* [Action item]: An image-free reproduction of the data below is needed: print it exactly.

* [Provided records]:
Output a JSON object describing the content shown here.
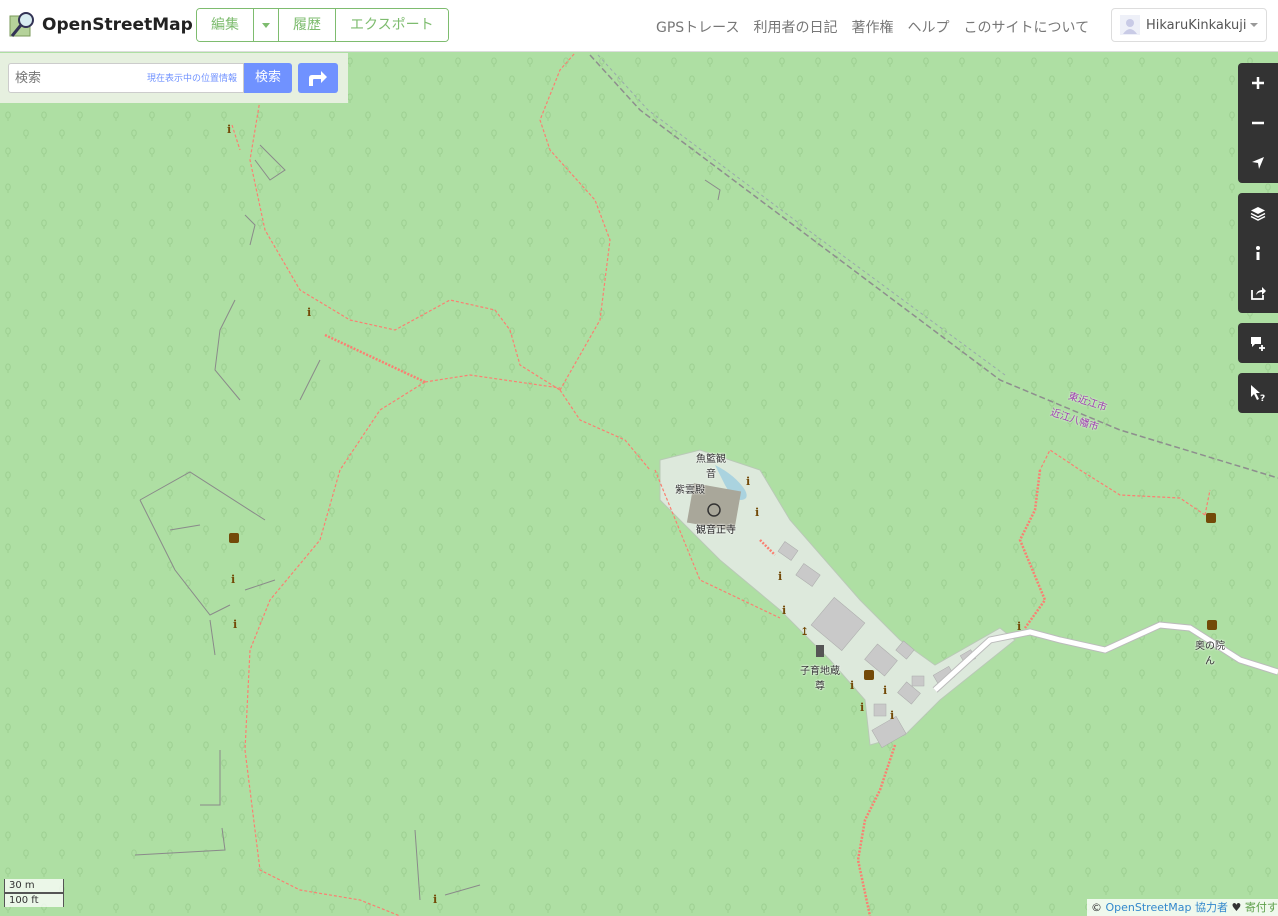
{
  "header": {
    "site_title": "OpenStreetMap",
    "edit_label": "編集",
    "history_label": "履歴",
    "export_label": "エクスポート",
    "nav": [
      "GPSトレース",
      "利用者の日記",
      "著作権",
      "ヘルプ",
      "このサイトについて"
    ],
    "user_name": "HikaruKinkakuji"
  },
  "search": {
    "placeholder": "検索",
    "where_am_i": "現在表示中の位置情報",
    "button_label": "検索"
  },
  "map": {
    "labels": {
      "gyoran_kannon_1": "魚籃観",
      "gyoran_kannon_2": "音",
      "shiunden": "紫雲殿",
      "temple": "観音正寺",
      "jizo_1": "子育地蔵",
      "jizo_2": "尊",
      "okunoin_1": "奥の院",
      "okunoin_2": "ん",
      "rail_1": "東近江市",
      "rail_2": "近江八幡市"
    },
    "colors": {
      "forest": "#aedfa3",
      "landuse": "#dde9dc",
      "building": "#c9c9c9",
      "temple_building": "#a9a79a",
      "path": "#fa8072",
      "road": "#ffffff",
      "boundary": "#8e8e8e"
    }
  },
  "controls": {
    "zoom_in": "zoom-in-icon",
    "zoom_out": "zoom-out-icon",
    "locate": "locate-icon",
    "layers": "layers-icon",
    "info": "info-icon",
    "share": "share-icon",
    "note": "add-note-icon",
    "query": "query-icon"
  },
  "scale": {
    "metric": "30 m",
    "imperial": "100 ft"
  },
  "attribution": {
    "copyright": "©",
    "osm": "OpenStreetMap",
    "contributors": "協力者",
    "heart": "♥",
    "donate": "寄付する"
  }
}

* [Result]:
Output a JSON object describing the content shown here.
{
  "header": {
    "site_title": "OpenStreetMap",
    "edit_label": "編集",
    "history_label": "履歴",
    "export_label": "エクスポート",
    "nav": [
      "GPSトレース",
      "利用者の日記",
      "著作権",
      "ヘルプ",
      "このサイトについて"
    ],
    "user_name": "HikaruKinkakuji"
  },
  "search": {
    "placeholder": "検索",
    "where_am_i": "現在表示中の位置情報",
    "button_label": "検索"
  },
  "map": {
    "labels": {
      "gyoran_kannon_1": "魚籃観",
      "gyoran_kannon_2": "音",
      "shiunden": "紫雲殿",
      "temple": "観音正寺",
      "jizo_1": "子育地蔵",
      "jizo_2": "尊",
      "okunoin_1": "奥の院",
      "okunoin_2": "ん",
      "rail_1": "東近江市",
      "rail_2": "近江八幡市"
    },
    "colors": {
      "forest": "#aedfa3",
      "landuse": "#dde9dc",
      "building": "#c9c9c9",
      "temple_building": "#a9a79a",
      "path": "#fa8072",
      "road": "#ffffff",
      "boundary": "#8e8e8e"
    }
  },
  "controls": {
    "zoom_in": "zoom-in-icon",
    "zoom_out": "zoom-out-icon",
    "locate": "locate-icon",
    "layers": "layers-icon",
    "info": "info-icon",
    "share": "share-icon",
    "note": "add-note-icon",
    "query": "query-icon"
  },
  "scale": {
    "metric": "30 m",
    "imperial": "100 ft"
  },
  "attribution": {
    "copyright": "©",
    "osm": "OpenStreetMap",
    "contributors": "協力者",
    "heart": "♥",
    "donate": "寄付する"
  }
}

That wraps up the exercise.